The Spectre is Still Roaming Around, Zagreb: Arkzin, 2000. This book/essay was written as the introduction to a 150th commemorative edition of Marx's The Communist Manifesto. Much of the material is a recapitulation of the ideas in the last chapter of The Ticklish Subject; however Zizek structures it around a consideration of the value of Marx's work today. He argues that, despite its revolutionary shortcomings, the Manifesto's analyzes of the destructive effects of capital are more aplicable to the world of late capitalism - a world in which the brutal imposition of a unified global market threatens all local ethnic traditions, including the very form of the nation-state - than they ever were when it was originally written.
NATO as the Left Hand of God, Zagreb: Arkzin, 2000. As with The Spectre Still Roaming Around, this book/essay focuses on Zizek's critique of the NATO bombing of former Yugoslavia. According to him, this action dramatized a false alternative between the New World Order and the neo-racist nationalists opposing it. For Zizek, on the other hand, these are the two sides of the same coin - the New World Order, in which NATO is the military arm of multinational capitalism, itself breeds the monstrosities, such as Slobodan Milosevic, that it fights.
Did Somebody Say Totalitarianism? Five Essays in the (Mis)Use of a Notion, New York: Verso, 2001. This combative book argues that totalitarianism is an ideological notion which has been used by the liberal democratic consensus to impugn the political left's critique of that consensus with the atrocities of the political right, thereby disabling effective political thought. Zizek examines five aspects of totalitarianism and concludes that the problem with the notion is the very thing that makes such a designation possible in the first place - the liberal democratic consensus (among whose members he includes just about everybody, damning tham as a bunch of "conformist scoundrles"). This work is more explicitlly political in its content, ending as it does with the refrain for increased socialization "in some form or another."

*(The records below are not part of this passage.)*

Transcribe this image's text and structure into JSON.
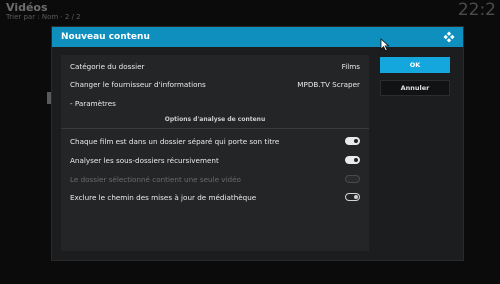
{
  "background": {
    "title": "Vidéos",
    "subtitle": "Trier par : Nom · 2 / 2",
    "clock": "22:2"
  },
  "dialog": {
    "title": "Nouveau contenu",
    "logo_icon": "kodi-logo-icon"
  },
  "rows": [
    {
      "label": "Catégorie du dossier",
      "value": "Films"
    },
    {
      "label": "Changer le fournisseur d'informations",
      "value": "MPDB.TV Scraper"
    },
    {
      "label": "- Paramètres",
      "value": ""
    }
  ],
  "scan_section": {
    "header": "Options d'analyse de contenu",
    "options": [
      {
        "label": "Chaque film est dans un dossier séparé qui porte son titre",
        "state": "on",
        "enabled": true
      },
      {
        "label": "Analyser les sous-dossiers récursivement",
        "state": "on",
        "enabled": true
      },
      {
        "label": "Le dossier sélectionné contient une seule vidéo",
        "state": "off",
        "enabled": false
      },
      {
        "label": "Exclure le chemin des mises à jour de médiathèque",
        "state": "off",
        "enabled": true
      }
    ]
  },
  "buttons": {
    "ok": "OK",
    "cancel": "Annuler"
  },
  "colors": {
    "header": "#0f8fbe",
    "ok_button": "#13a7de"
  }
}
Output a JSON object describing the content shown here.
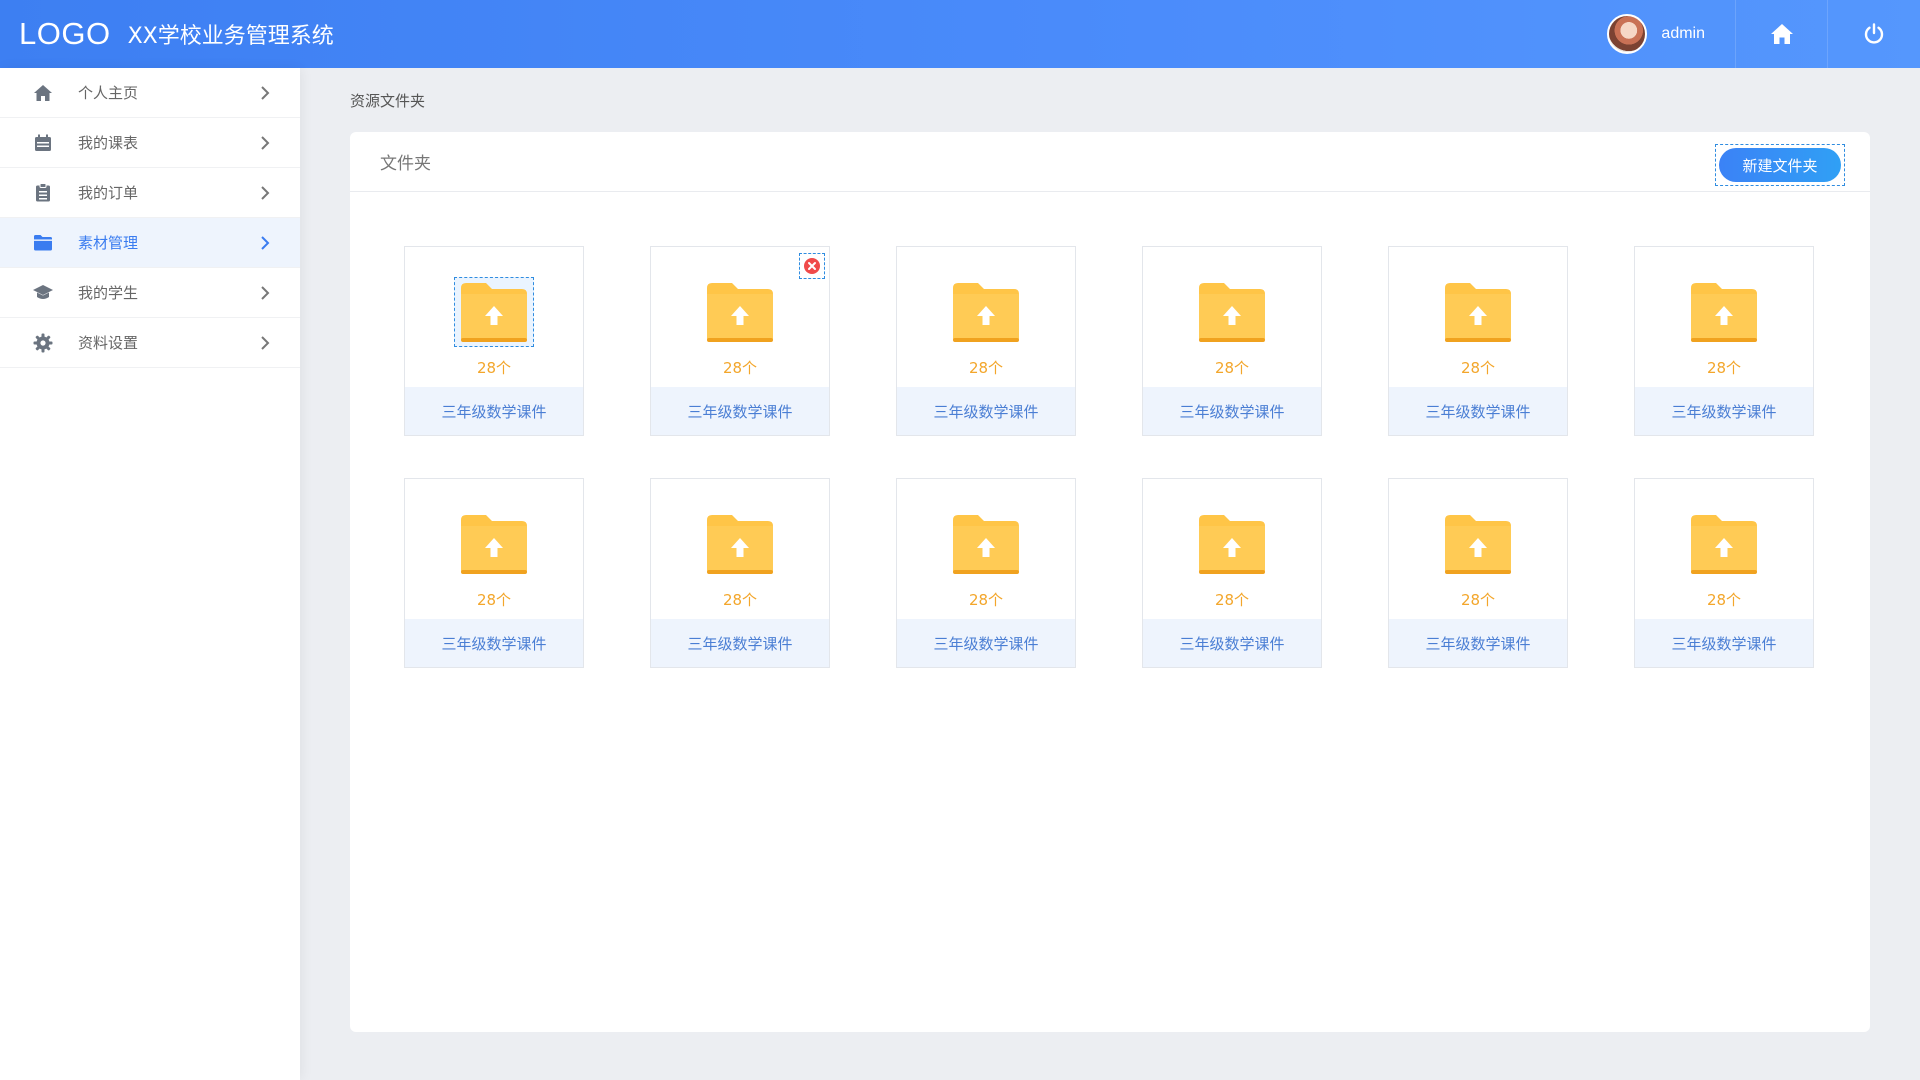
{
  "header": {
    "logo": "LOGO",
    "title": "XX学校业务管理系统",
    "username": "admin",
    "home_icon": "home-icon",
    "power_icon": "power-icon"
  },
  "sidebar": {
    "items": [
      {
        "label": "个人主页",
        "icon": "home-icon",
        "active": false
      },
      {
        "label": "我的课表",
        "icon": "calendar-icon",
        "active": false
      },
      {
        "label": "我的订单",
        "icon": "clipboard-icon",
        "active": false
      },
      {
        "label": "素材管理",
        "icon": "folder-icon",
        "active": true
      },
      {
        "label": "我的学生",
        "icon": "graduation-cap-icon",
        "active": false
      },
      {
        "label": "资料设置",
        "icon": "gear-icon",
        "active": false
      }
    ]
  },
  "breadcrumb": "资源文件夹",
  "panel": {
    "title": "文件夹",
    "new_folder_label": "新建文件夹"
  },
  "folders": [
    {
      "count": "28个",
      "name": "三年级数学课件"
    },
    {
      "count": "28个",
      "name": "三年级数学课件"
    },
    {
      "count": "28个",
      "name": "三年级数学课件"
    },
    {
      "count": "28个",
      "name": "三年级数学课件"
    },
    {
      "count": "28个",
      "name": "三年级数学课件"
    },
    {
      "count": "28个",
      "name": "三年级数学课件"
    },
    {
      "count": "28个",
      "name": "三年级数学课件"
    },
    {
      "count": "28个",
      "name": "三年级数学课件"
    },
    {
      "count": "28个",
      "name": "三年级数学课件"
    },
    {
      "count": "28个",
      "name": "三年级数学课件"
    },
    {
      "count": "28个",
      "name": "三年级数学课件"
    },
    {
      "count": "28个",
      "name": "三年级数学课件"
    }
  ],
  "colors": {
    "accent": "#3d7ff2",
    "folder": "#ffc547",
    "count": "#f3a62b",
    "delete": "#f04a4a"
  }
}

The Fright of Real Tears: Krzysztof Kieslowski between Theory and Post-theory, Bloomington: Indiana University Press, 2001. This book is an intervention in the on-going debate in the field of film studies which is split between Theory (anything loosely affiliated with structuralism and post-structuralism) and Post-theory (anything loosely affiliated with a dislike of structuralism and post-structuralism). The main cause for antipathy for the Post-theorists is the dominance of crtain Lacanian concepts in the field of film studies. Zizek's argument here, through the reading of Kieslowski's flims, is that these Lacanian concepts were employed piecemeal without either due regard for their philosophical matrix or for thier implications. Zizek methodologically debunks the lamentable conclusions of Post-theory as he explains the workings and value of Lacan's insights.
On Belief, New York: Routledge, 2001. Zizek returns to the territory of The Fragile Absolute in what he describes as a "self-critical" mood. Although advertized as an analysis of belief, the main concept concept in the book is the call for a politics of the ethical act, one which rejects the comforts of pragmatism and repeats the hard-line and unrepentant ethic of Saint Paul and Lenin. As such this represents one of Zizek's entreaties for us to leap into the "night of the world". This accessible book can be profitably read with little prior knowledge of Zizek's work.